This franchise has all the elements of a franchise running on auto-pilot, yet not of the past success to forgive that choice. Maybe the book series is fantastic, and to that point I can’t speak. At its core, the problem I have with the film is in its fundamental structure. Since this is based on a series with upwards of 18 books there is no concern about Tom Cruises survival, sure he will get beat up but there is 0% chance of him dying. Similarly, because it is episodic, everyone else he meets is disposable, none of the relationships seem significant, and none of the “changes” that occur in the characters feels really worthwhile. Given this, I would be shocked if this franchise lives to survive to another day.
The action in the film is decent, nothing particularly noteworthy but it is executed well. The one real disappointment is having Smulders along for the ride but tremendously underutilized, much in the same way she has been in The Avengers. She has shown herself to be a solid action performer and at times in this plot she is painfully sidelined for pretty lame reasons.

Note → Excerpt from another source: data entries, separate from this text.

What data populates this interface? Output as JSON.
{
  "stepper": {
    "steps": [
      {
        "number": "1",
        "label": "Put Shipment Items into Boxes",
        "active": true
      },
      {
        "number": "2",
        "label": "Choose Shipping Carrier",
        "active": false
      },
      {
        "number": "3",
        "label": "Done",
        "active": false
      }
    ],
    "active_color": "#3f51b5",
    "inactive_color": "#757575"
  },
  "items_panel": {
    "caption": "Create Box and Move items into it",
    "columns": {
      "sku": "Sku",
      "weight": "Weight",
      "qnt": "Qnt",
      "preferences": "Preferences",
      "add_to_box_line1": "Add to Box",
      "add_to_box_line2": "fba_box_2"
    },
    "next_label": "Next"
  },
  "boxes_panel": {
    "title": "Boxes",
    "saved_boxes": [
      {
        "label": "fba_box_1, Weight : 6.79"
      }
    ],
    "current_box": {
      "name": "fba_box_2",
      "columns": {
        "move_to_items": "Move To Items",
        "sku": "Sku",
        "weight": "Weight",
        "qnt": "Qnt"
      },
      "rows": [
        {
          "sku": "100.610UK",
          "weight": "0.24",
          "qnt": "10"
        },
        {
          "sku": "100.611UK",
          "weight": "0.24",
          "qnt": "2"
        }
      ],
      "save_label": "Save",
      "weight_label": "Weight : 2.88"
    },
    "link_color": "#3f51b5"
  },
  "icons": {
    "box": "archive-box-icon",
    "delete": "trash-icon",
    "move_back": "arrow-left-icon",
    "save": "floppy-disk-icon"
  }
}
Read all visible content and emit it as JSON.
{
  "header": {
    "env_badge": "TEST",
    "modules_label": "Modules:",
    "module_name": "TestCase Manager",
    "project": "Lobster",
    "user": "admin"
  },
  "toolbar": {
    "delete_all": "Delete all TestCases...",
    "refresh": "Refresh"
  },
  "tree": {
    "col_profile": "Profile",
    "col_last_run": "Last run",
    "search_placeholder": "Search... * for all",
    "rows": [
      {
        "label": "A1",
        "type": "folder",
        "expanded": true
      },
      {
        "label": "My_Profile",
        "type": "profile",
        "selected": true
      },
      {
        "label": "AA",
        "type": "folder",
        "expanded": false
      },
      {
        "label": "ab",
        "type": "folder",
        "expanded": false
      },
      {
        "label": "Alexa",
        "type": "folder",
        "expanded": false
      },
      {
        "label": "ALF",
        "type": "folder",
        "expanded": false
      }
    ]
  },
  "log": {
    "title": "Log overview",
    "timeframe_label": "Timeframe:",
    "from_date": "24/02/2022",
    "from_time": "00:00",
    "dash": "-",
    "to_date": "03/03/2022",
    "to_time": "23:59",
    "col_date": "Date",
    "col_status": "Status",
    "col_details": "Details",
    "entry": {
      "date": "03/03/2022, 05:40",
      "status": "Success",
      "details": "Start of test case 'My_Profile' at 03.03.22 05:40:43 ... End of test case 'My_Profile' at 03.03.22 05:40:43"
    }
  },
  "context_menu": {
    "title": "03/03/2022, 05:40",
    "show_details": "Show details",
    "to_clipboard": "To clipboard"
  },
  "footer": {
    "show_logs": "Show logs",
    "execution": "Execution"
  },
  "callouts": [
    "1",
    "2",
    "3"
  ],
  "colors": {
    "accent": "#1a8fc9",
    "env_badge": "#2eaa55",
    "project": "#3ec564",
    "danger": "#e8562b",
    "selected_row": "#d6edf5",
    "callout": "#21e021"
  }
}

Overall, I have to sheepishly admit that I enjoyed the movie. This is the cinematic equivalent of candy corn, it will do in a pinch, but there is little nutritional substance to sustain you for the long run. It is certainly not the kind of movie that I will think about a week from now, but it provides two hours of moderately engaging action…the kind of stuff I’m always on the look out for. I would recommend the film to fans of the original or people in desperate need of a decent action film, other than that save your money for all the films coming out during awards season.